- Mark 2400
September 11th moments of silence were observed last Saturday and Sunday at concerts, plays, picnics, and sporting events across Chicago and the nation. If you didn’t participate in a public moment of silence over the weekend, you probably weren’t at a public event.
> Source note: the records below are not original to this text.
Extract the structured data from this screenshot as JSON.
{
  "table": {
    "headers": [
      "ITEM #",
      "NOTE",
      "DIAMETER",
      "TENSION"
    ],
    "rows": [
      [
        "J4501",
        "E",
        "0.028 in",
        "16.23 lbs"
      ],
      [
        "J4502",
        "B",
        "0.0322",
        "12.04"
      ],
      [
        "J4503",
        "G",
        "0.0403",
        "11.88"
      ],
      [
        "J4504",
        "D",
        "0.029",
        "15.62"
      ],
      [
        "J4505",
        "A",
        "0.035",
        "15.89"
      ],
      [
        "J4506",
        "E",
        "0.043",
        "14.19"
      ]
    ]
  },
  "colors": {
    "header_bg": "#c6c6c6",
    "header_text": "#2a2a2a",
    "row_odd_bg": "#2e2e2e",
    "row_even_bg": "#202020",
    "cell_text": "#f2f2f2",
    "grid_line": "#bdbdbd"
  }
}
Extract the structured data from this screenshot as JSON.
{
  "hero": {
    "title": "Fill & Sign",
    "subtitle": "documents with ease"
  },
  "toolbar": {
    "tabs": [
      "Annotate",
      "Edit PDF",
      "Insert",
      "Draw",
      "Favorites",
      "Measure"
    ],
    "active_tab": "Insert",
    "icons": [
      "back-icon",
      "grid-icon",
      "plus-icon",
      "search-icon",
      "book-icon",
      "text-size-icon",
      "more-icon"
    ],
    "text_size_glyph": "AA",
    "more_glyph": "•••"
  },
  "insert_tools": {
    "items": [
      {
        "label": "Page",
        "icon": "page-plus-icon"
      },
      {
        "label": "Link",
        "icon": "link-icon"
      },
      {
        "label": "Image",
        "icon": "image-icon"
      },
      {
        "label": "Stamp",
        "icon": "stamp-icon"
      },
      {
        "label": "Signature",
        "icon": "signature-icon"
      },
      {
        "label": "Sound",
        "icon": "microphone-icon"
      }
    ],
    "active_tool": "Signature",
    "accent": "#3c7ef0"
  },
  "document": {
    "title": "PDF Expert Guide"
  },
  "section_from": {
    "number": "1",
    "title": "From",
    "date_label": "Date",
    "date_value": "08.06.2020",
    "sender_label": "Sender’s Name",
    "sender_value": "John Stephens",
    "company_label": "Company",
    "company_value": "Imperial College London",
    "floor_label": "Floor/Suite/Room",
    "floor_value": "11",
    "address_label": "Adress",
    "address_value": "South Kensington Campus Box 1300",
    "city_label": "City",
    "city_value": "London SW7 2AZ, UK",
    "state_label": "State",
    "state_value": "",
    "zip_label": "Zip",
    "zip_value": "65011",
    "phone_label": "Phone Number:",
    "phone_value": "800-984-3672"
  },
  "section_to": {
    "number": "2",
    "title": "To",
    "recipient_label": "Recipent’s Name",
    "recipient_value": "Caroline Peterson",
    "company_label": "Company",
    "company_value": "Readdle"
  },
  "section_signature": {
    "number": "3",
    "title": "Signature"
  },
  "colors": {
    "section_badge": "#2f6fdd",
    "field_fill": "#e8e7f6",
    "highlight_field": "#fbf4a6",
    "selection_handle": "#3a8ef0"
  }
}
In the western world, credit for the idea of a memorial moment of silence is generally given to Edward George Honey, an Australian journalist. He was living in London in 1919 when the British were considering how to commemorate the first anniversary of the armistice that ended World War I on Nov. 11, 1918. A rowdy celebration was expected for the anniversary. In May 1919, Honey wrote a letter to the London Evening News, asking for the silent recognition of the soldiers who’d died in the war. “In France, in Flanders, and in the deserts of the East stand crosses unnumbered to mark the splendor of their sacrifice,” Honey wrote. “Can we not spare some fragments of those hours of peace…for a silent tribute to the mighty dead? I would ask for five minutes, five silent minutes, of national remembrance, in the home, in the street, anywhere indeed where men and women chance to be.”